Segment Start: Listed records

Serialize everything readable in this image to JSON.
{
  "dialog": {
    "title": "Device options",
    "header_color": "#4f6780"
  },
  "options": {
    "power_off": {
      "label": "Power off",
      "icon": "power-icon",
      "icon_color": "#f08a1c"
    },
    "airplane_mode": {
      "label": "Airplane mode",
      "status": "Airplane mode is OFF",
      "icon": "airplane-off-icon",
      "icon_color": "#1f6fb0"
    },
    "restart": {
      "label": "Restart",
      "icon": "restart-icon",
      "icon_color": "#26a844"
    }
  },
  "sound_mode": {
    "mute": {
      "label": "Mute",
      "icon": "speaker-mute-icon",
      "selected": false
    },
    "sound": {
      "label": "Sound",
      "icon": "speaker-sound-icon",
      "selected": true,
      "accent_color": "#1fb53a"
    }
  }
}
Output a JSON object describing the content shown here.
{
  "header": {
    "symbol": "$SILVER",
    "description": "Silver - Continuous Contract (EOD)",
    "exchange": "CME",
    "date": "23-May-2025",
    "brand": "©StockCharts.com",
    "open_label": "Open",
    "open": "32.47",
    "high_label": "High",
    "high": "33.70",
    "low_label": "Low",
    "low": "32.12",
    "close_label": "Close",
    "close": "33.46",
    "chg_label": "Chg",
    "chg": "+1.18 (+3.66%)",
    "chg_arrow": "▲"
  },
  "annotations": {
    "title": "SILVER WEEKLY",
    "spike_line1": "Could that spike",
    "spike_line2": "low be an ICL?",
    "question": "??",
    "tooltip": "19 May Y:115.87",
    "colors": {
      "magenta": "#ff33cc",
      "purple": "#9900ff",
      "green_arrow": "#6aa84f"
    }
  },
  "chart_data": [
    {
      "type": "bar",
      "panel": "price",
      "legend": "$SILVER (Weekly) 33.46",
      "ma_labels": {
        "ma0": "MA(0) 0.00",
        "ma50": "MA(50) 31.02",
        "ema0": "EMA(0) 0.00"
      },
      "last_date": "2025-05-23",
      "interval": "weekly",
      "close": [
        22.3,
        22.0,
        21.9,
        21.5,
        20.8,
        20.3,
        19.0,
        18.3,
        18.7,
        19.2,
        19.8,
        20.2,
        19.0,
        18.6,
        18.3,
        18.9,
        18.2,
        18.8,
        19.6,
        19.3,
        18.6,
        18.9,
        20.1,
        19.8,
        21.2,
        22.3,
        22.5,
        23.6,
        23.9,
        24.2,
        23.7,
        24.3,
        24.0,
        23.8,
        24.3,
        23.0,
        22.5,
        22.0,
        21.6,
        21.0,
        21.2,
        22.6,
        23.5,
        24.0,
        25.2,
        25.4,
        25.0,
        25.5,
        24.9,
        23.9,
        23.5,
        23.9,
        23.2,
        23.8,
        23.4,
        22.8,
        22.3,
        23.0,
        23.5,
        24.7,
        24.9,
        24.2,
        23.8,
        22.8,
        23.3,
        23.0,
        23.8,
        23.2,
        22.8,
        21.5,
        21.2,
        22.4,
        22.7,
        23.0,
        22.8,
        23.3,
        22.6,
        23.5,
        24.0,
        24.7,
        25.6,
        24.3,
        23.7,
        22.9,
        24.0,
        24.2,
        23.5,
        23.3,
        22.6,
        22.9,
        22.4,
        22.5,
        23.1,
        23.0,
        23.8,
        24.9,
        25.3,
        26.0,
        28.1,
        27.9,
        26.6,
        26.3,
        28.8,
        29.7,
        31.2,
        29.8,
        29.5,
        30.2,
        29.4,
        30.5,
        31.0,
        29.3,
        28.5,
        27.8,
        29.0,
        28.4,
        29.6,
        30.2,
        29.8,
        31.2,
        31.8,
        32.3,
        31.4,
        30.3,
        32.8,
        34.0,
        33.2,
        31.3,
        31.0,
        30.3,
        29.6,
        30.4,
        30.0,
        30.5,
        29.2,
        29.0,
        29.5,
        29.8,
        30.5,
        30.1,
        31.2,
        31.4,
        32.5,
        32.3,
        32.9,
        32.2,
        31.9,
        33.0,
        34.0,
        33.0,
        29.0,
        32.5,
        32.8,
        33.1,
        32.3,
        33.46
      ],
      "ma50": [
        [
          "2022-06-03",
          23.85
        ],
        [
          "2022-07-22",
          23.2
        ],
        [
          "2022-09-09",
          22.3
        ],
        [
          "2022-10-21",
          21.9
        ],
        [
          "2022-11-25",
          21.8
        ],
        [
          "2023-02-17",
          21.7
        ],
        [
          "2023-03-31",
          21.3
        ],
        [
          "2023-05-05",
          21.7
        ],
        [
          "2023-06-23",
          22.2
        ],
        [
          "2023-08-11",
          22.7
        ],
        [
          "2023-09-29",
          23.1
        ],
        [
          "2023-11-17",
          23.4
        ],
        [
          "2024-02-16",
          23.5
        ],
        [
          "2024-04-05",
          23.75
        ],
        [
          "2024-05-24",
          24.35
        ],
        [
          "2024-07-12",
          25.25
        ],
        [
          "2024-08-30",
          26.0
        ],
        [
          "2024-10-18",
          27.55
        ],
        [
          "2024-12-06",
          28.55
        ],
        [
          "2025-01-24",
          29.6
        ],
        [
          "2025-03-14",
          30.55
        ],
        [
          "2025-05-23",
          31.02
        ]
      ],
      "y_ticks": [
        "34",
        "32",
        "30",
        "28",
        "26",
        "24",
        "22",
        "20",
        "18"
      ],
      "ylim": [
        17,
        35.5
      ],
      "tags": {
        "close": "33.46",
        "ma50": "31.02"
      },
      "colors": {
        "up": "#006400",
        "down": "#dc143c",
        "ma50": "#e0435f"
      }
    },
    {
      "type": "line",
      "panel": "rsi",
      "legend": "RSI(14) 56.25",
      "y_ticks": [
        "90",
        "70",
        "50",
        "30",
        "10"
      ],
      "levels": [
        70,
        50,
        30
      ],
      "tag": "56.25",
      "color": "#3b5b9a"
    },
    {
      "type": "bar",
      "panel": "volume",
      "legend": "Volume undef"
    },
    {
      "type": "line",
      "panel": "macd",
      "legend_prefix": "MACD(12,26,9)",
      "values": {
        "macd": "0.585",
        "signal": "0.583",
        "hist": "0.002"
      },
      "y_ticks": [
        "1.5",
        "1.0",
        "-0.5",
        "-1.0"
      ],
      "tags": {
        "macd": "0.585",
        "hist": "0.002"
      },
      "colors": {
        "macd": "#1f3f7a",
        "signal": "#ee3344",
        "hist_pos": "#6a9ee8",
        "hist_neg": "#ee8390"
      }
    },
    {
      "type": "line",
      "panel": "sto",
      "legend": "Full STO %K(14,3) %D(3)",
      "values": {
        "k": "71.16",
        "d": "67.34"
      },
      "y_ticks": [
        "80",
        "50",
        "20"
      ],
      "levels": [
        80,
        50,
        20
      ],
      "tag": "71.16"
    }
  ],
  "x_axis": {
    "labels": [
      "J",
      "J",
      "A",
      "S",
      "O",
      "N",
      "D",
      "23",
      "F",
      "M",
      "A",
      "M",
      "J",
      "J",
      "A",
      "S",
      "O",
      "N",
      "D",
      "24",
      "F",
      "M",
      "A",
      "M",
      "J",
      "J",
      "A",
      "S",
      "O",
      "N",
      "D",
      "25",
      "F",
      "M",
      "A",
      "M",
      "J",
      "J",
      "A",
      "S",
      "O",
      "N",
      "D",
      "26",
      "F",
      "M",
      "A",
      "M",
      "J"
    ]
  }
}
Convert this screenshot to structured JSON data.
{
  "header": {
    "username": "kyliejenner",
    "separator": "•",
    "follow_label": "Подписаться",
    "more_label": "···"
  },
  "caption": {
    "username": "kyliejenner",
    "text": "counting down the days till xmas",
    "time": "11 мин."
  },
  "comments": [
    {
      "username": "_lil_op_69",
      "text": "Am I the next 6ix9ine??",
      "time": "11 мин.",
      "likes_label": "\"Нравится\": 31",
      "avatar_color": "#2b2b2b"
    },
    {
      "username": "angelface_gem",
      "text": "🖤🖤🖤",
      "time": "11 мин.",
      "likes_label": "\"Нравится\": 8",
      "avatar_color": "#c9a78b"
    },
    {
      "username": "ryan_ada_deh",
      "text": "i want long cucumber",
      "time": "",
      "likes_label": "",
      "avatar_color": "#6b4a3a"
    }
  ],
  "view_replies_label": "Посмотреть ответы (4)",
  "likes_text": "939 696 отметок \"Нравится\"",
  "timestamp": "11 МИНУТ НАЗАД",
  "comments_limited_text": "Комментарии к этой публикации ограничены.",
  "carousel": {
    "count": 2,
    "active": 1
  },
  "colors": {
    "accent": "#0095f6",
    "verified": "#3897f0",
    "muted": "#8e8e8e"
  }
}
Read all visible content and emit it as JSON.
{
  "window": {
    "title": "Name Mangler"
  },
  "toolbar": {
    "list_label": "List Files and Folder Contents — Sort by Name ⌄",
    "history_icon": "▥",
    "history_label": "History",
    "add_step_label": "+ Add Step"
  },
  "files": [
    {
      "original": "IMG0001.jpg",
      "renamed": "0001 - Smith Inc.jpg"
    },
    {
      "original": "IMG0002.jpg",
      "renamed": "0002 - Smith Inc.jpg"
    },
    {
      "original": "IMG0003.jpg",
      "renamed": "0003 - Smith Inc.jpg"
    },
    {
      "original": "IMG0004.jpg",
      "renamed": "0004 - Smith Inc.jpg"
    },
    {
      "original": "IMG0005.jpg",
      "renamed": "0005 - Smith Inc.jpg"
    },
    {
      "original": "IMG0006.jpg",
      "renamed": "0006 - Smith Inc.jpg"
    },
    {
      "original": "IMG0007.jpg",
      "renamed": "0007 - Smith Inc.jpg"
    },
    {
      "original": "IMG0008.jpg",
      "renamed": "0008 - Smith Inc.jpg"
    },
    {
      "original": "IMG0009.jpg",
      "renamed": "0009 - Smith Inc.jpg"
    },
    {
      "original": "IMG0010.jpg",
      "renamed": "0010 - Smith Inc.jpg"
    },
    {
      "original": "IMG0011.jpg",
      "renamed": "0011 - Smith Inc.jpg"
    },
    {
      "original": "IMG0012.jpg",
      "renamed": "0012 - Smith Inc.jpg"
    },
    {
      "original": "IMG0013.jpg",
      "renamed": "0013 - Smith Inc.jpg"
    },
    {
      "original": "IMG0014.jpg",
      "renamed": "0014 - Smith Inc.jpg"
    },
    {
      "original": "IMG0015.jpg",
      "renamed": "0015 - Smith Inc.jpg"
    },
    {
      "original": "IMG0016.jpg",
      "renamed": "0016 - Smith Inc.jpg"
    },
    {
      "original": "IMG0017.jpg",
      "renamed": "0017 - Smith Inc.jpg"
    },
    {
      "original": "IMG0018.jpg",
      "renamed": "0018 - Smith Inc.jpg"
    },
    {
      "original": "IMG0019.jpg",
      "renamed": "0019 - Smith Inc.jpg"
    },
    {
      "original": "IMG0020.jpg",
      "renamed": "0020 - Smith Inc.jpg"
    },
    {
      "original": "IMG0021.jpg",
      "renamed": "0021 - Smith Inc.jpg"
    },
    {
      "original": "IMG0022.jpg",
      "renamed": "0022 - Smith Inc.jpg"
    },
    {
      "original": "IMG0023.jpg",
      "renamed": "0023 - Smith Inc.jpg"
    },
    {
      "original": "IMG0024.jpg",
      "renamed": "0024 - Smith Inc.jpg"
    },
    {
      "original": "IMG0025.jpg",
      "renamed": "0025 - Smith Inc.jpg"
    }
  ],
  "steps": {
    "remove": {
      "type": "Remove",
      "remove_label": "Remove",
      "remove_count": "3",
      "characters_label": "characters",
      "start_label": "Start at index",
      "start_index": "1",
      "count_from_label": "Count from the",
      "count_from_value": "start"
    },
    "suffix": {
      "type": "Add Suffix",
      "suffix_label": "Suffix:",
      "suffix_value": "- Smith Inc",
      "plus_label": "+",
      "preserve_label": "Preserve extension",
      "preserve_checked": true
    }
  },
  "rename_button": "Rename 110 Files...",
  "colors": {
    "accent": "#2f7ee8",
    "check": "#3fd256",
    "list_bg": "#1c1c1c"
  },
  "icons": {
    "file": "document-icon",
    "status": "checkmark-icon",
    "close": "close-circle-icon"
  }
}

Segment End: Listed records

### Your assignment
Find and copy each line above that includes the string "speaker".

### Reply to the exercise
      "icon": "speaker-mute-icon",
      "icon": "speaker-sound-icon",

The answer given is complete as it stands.